ABOUT THIS EXERCISE: Line by line, retype the material with nothing left out.

AVAILABLE RECORDS:
[Start of section]

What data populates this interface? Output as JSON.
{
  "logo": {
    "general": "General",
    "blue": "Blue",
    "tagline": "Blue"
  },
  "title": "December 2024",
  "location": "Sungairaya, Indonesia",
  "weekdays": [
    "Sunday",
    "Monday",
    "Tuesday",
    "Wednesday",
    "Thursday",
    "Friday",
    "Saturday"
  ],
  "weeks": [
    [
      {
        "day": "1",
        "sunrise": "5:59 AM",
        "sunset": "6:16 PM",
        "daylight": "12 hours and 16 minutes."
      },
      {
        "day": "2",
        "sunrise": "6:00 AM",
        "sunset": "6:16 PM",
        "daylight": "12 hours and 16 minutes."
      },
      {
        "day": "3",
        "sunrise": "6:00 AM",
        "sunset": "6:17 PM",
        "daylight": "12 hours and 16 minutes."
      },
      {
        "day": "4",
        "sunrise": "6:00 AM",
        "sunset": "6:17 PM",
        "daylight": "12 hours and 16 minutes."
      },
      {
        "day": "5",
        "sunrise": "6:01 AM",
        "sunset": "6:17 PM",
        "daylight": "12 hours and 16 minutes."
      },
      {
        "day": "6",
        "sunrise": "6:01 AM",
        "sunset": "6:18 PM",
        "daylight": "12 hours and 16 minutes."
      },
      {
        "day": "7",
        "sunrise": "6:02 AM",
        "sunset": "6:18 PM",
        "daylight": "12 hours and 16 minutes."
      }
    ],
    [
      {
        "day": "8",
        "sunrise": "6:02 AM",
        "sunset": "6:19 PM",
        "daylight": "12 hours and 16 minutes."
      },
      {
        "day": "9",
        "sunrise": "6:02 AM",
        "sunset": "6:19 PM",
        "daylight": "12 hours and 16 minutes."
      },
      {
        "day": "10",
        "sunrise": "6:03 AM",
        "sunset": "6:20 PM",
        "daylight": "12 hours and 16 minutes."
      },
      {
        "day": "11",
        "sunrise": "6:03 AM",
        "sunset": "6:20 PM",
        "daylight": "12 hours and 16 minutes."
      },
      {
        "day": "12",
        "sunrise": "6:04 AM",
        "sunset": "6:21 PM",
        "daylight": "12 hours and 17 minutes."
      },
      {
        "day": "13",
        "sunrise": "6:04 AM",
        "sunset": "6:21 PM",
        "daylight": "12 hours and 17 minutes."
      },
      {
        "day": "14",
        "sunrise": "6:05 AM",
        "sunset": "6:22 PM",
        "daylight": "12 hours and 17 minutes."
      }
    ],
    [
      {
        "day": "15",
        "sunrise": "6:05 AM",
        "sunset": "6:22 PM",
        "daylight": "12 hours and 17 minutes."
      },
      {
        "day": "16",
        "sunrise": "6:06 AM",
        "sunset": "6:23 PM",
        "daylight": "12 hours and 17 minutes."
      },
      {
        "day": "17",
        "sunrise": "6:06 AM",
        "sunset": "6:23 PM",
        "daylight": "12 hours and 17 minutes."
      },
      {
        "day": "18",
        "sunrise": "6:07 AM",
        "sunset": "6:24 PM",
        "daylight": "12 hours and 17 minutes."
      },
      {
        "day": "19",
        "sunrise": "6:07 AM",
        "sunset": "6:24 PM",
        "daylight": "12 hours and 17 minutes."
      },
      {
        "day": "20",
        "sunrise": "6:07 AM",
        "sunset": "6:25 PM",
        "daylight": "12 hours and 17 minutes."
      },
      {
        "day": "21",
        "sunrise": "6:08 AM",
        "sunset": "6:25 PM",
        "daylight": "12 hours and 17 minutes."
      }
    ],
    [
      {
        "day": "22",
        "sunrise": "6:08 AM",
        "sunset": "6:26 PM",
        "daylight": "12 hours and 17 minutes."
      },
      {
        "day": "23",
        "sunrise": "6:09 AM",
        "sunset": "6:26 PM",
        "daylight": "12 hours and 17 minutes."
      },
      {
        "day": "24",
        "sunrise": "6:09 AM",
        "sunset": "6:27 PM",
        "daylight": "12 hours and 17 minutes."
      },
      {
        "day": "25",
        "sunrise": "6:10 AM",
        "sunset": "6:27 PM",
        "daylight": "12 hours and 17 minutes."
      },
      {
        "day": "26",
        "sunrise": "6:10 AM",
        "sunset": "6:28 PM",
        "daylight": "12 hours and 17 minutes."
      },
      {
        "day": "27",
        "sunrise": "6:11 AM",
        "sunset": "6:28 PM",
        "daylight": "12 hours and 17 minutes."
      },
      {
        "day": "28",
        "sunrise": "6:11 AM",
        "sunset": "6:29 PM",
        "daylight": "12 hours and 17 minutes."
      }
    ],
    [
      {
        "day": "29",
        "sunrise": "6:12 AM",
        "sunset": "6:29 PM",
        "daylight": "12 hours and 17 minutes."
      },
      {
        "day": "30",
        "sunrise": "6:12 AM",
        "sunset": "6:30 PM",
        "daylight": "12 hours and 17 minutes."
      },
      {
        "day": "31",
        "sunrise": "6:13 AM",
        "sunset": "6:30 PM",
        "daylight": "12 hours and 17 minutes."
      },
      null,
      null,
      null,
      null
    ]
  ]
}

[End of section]

ANSWER FOR THIS EXERCISE:
What data populates this interface? Output as JSON.
{
  "logo": {
    "general": "General",
    "blue": "Blue",
    "tagline": "Blue"
  },
  "title": "December 2024",
  "location": "Sungairaya, Indonesia",
  "weekdays": [
    "Sunday",
    "Monday",
    "Tuesday",
    "Wednesday",
    "Thursday",
    "Friday",
    "Saturday"
  ],
  "weeks": [
    [
      {
        "day": "1",
        "sunrise": "5:59 AM",
        "sunset": "6:16 PM",
        "daylight": "12 hours and 16 minutes."
      },
      {
        "day": "2",
        "sunrise": "6:00 AM",
        "sunset": "6:16 PM",
        "daylight": "12 hours and 16 minutes."
      },
      {
        "day": "3",
        "sunrise": "6:00 AM",
        "sunset": "6:17 PM",
        "daylight": "12 hours and 16 minutes."
      },
      {
        "day": "4",
        "sunrise": "6:00 AM",
        "sunset": "6:17 PM",
        "daylight": "12 hours and 16 minutes."
      },
      {
        "day": "5",
        "sunrise": "6:01 AM",
        "sunset": "6:17 PM",
        "daylight": "12 hours and 16 minutes."
      },
      {
        "day": "6",
        "sunrise": "6:01 AM",
        "sunset": "6:18 PM",
        "daylight": "12 hours and 16 minutes."
      },
      {
        "day": "7",
        "sunrise": "6:02 AM",
        "sunset": "6:18 PM",
        "daylight": "12 hours and 16 minutes."
      }
    ],
    [
      {
        "day": "8",
        "sunrise": "6:02 AM",
        "sunset": "6:19 PM",
        "daylight": "12 hours and 16 minutes."
      },
      {
        "day": "9",
        "sunrise": "6:02 AM",
        "sunset": "6:19 PM",
        "daylight": "12 hours and 16 minutes."
      },
      {
        "day": "10",
        "sunrise": "6:03 AM",
        "sunset": "6:20 PM",
        "daylight": "12 hours and 16 minutes."
      },
      {
        "day": "11",
        "sunrise": "6:03 AM",
        "sunset": "6:20 PM",
        "daylight": "12 hours and 16 minutes."
      },
      {
        "day": "12",
        "sunrise": "6:04 AM",
        "sunset": "6:21 PM",
        "daylight": "12 hours and 17 minutes."
      },
      {
        "day": "13",
        "sunrise": "6:04 AM",
        "sunset": "6:21 PM",
        "daylight": "12 hours and 17 minutes."
      },
      {
        "day": "14",
        "sunrise": "6:05 AM",
        "sunset": "6:22 PM",
        "daylight": "12 hours and 17 minutes."
      }
    ],
    [
      {
        "day": "15",
        "sunrise": "6:05 AM",
        "sunset": "6:22 PM",
        "daylight": "12 hours and 17 minutes."
      },
      {
        "day": "16",
        "sunrise": "6:06 AM",
        "sunset": "6:23 PM",
        "daylight": "12 hours and 17 minutes."
      },
      {
        "day": "17",
        "sunrise": "6:06 AM",
        "sunset": "6:23 PM",
        "daylight": "12 hours and 17 minutes."
      },
      {
        "day": "18",
        "sunrise": "6:07 AM",
        "sunset": "6:24 PM",
        "daylight": "12 hours and 17 minutes."
      },
      {
        "day": "19",
        "sunrise": "6:07 AM",
        "sunset": "6:24 PM",
        "daylight": "12 hours and 17 minutes."
      },
      {
        "day": "20",
        "sunrise": "6:07 AM",
        "sunset": "6:25 PM",
        "daylight": "12 hours and 17 minutes."
      },
      {
        "day": "21",
        "sunrise": "6:08 AM",
        "sunset": "6:25 PM",
        "daylight": "12 hours and 17 minutes."
      }
    ],
    [
      {
        "day": "22",
        "sunrise": "6:08 AM",
        "sunset": "6:26 PM",
        "daylight": "12 hours and 17 minutes."
      },
      {
        "day": "23",
        "sunrise": "6:09 AM",
        "sunset": "6:26 PM",
        "daylight": "12 hours and 17 minutes."
      },
      {
        "day": "24",
        "sunrise": "6:09 AM",
        "sunset": "6:27 PM",
        "daylight": "12 hours and 17 minutes."
      },
      {
        "day": "25",
        "sunrise": "6:10 AM",
        "sunset": "6:27 PM",
        "daylight": "12 hours and 17 minutes."
      },
      {
        "day": "26",
        "sunrise": "6:10 AM",
        "sunset": "6:28 PM",
        "daylight": "12 hours and 17 minutes."
      },
      {
        "day": "27",
        "sunrise": "6:11 AM",
        "sunset": "6:28 PM",
        "daylight": "12 hours and 17 minutes."
      },
      {
        "day": "28",
        "sunrise": "6:11 AM",
        "sunset": "6:29 PM",
        "daylight": "12 hours and 17 minutes."
      }
    ],
    [
      {
        "day": "29",
        "sunrise": "6:12 AM",
        "sunset": "6:29 PM",
        "daylight": "12 hours and 17 minutes."
      },
      {
        "day": "30",
        "sunrise": "6:12 AM",
        "sunset": "6:30 PM",
        "daylight": "12 hours and 17 minutes."
      },
      {
        "day": "31",
        "sunrise": "6:13 AM",
        "sunset": "6:30 PM",
        "daylight": "12 hours and 17 minutes."
      },
      null,
      null,
      null,
      null
    ]
  ]
}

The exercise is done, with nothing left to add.